Super User is a question and answer site for computer enthusiasts and power users. It's 100% free, no registration required.

Sign up
Here's how it works:
  1. Anybody can ask a question
  2. Anybody can answer
  3. The best answers are voted up and rise to the top

I have Debian Squeeze in a RAID 1 on 2 physical 2 TB disks. Is it possible in the future to add two physical disks and extend the RAID 1?

share|improve this question
How do you want to extend the RAID 1? More drives as redundend mirrors (but not more useble disk space). An independend second mirror pair? Changing to a 4 disk RAID 5 for more capacity and still some redundancy? .... – Hennes Feb 18 '13 at 19:33
in order to have 2x2Tb in mirror with 2x2Tb – user62025 Feb 18 '13 at 22:21
up vote 0 down vote accepted

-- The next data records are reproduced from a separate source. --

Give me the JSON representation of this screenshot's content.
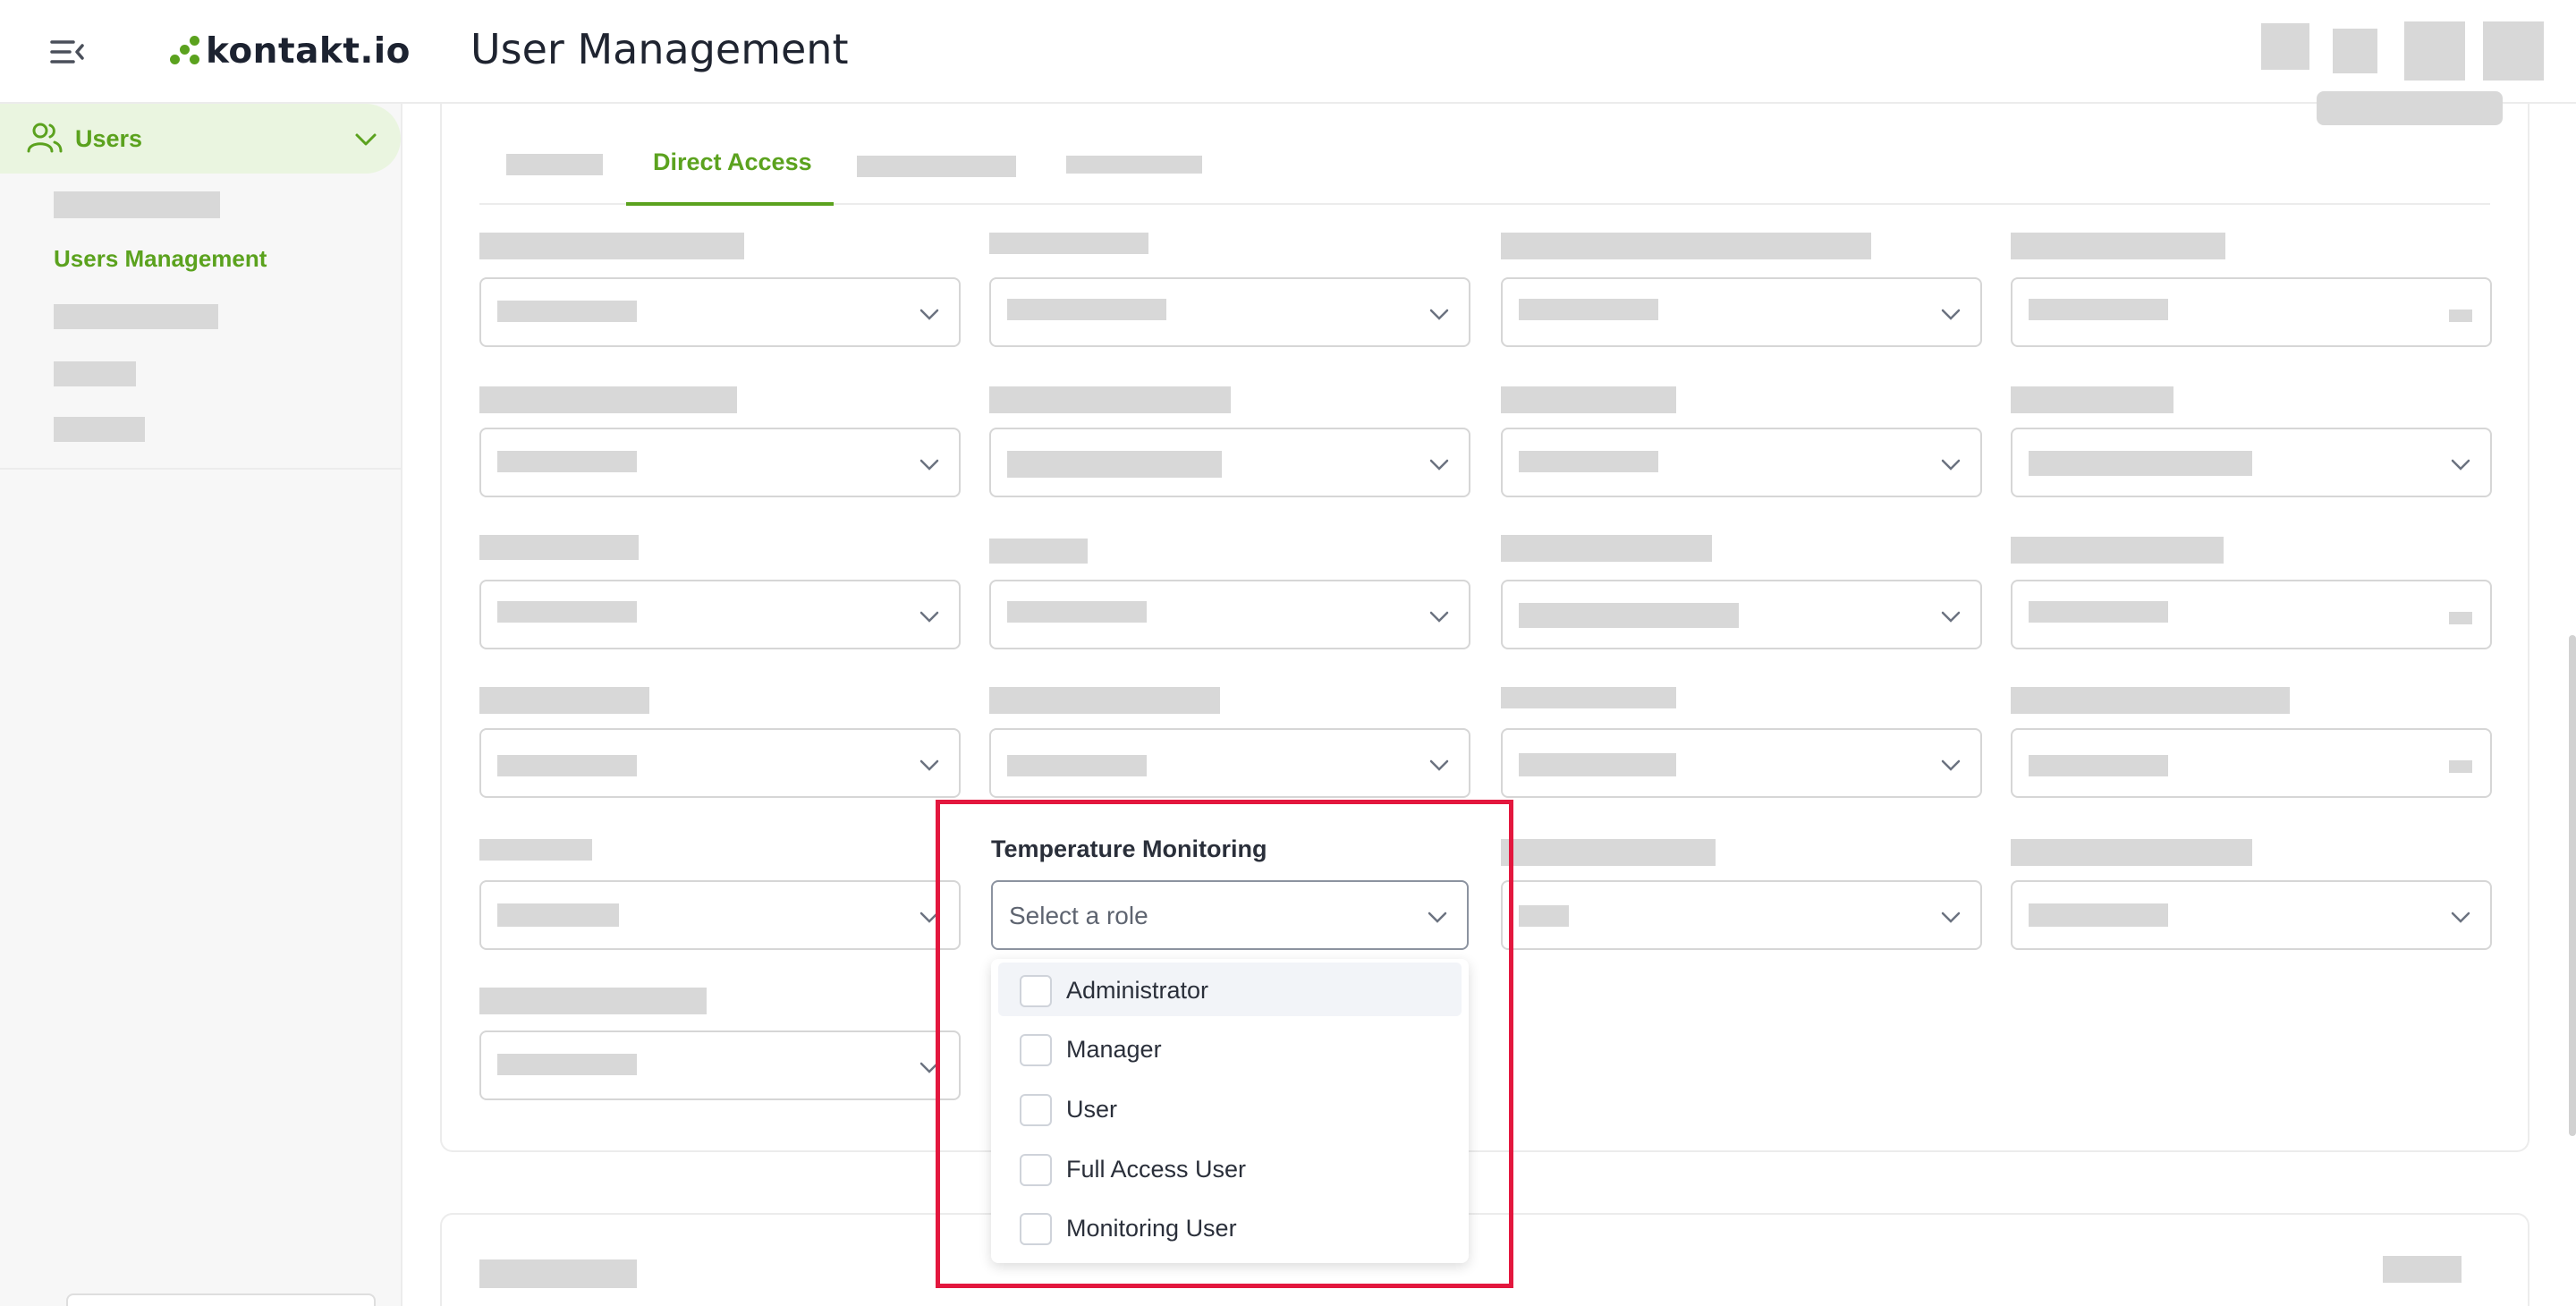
{
  "header": {
    "logo_text": "kontakt.io",
    "page_title": "User Management"
  },
  "sidebar": {
    "users_label": "Users",
    "active_item_label": "Users Management"
  },
  "tabs": {
    "active_label": "Direct Access"
  },
  "role_dropdown": {
    "label": "Temperature Monitoring",
    "placeholder": "Select a role",
    "options": [
      {
        "label": "Administrator",
        "checked": false
      },
      {
        "label": "Manager",
        "checked": false
      },
      {
        "label": "User",
        "checked": false
      },
      {
        "label": "Full Access User",
        "checked": false
      },
      {
        "label": "Monitoring User",
        "checked": false
      }
    ]
  },
  "colors": {
    "brand_green": "#5ba21e",
    "highlight_red": "#e3173e",
    "placeholder_gray": "#d8d8d8"
  },
  "icons": {
    "menu_toggle": "menu-collapse-icon",
    "users": "users-icon",
    "chevron": "chevron-down-icon"
  }
}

I've removed the md-based instructions. They didn't take into account the striping issues of RAID0 and may have led to data loss. The LVM solution listed below is better anyway.

If you're using LVM, this is a lot easier. The process is similar, but you use LVM to span the two RAID1s. Follow this tutorial:

share|improve this answer
when you say "create a raid0 from my original raid1", that means data will be erased ? – user62025 Feb 19 '13 at 12:54
I don't think it will erase any data, but now that I think about it, you probably don't want to do that because of the default way that data is striped. Better to follow the LVM method mentioned at the end of the answer. – hrunting Feb 20 '13 at 1:45

Using LVM would indeed be the easiest way. Even if you don't use LVM yet you may consider using it with the new disks. That means that you cannot transparently increase the size of your current volume but have to use mount points for space extension.

Having four disks you can do both RAID-0 and RAID-1 simultaneously (if all are the same size or you are willing to do without some of the capacity). But using RAID-0 requires copying your data.

Without RAID-0 and without LVM you can to this: You create a second RAID-1 with the new disks. If the old RAID is md0 and the new one is md1 then you can create a combined device:

mdadm --create /dev/md2 --level=linear /dev/md0 /dev/md1

Not a general problem but I don't know whether the boot scripts are clever enough to get that done. If you don't use your whole disks for your RAID-1 but single partitions in them (e.g. md0 for /boot, md1 for / and md2 for data) then it's not problem as you can use your own boot script to set up your "two level RAID" if necessary.

share|improve this answer

Your Answer


By posting your answer, you agree to the privacy policy and terms of service.

Not the answer you're looking for? Browse other questions tagged or ask your own question.